Some dads are very involved in the lives of their children—while other fathers neglect, ignore, or even abuse their kids. That’s a fact.
Are there biological factors that could help explain why some fathers are more nurturing than others? That’s the question being explored by Emory University anthropologist James Rilling in a series of innovative studies that are documenting how differences in hormone levels, sexual anatomy, and brain activity seem to relate to involvement with children.

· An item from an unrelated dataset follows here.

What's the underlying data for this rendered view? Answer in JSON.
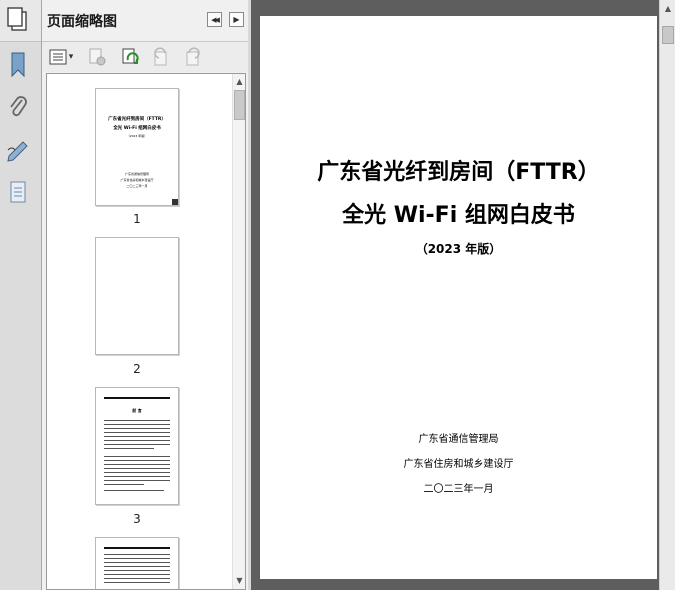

For many, many years, we assumed that men’s bodies did not change when they became fathers, which probably seemed logical, since males cannot bear or nurse children. As a result, researchers knew almost nothing about which biological factors might drive fathers to spend time caring for their children—and which ones might interfere.We know quite a lot about the biological changes that occur in women when they become mothers. At the most visible level, their hips spread and their breasts swell. There are also changes that aren’t visible to the naked eye: New neurons and connections develop in the grey matter of their brains, for example, and their bodies are flooded with hormones like oxytocin that facilitate bonding with an infant.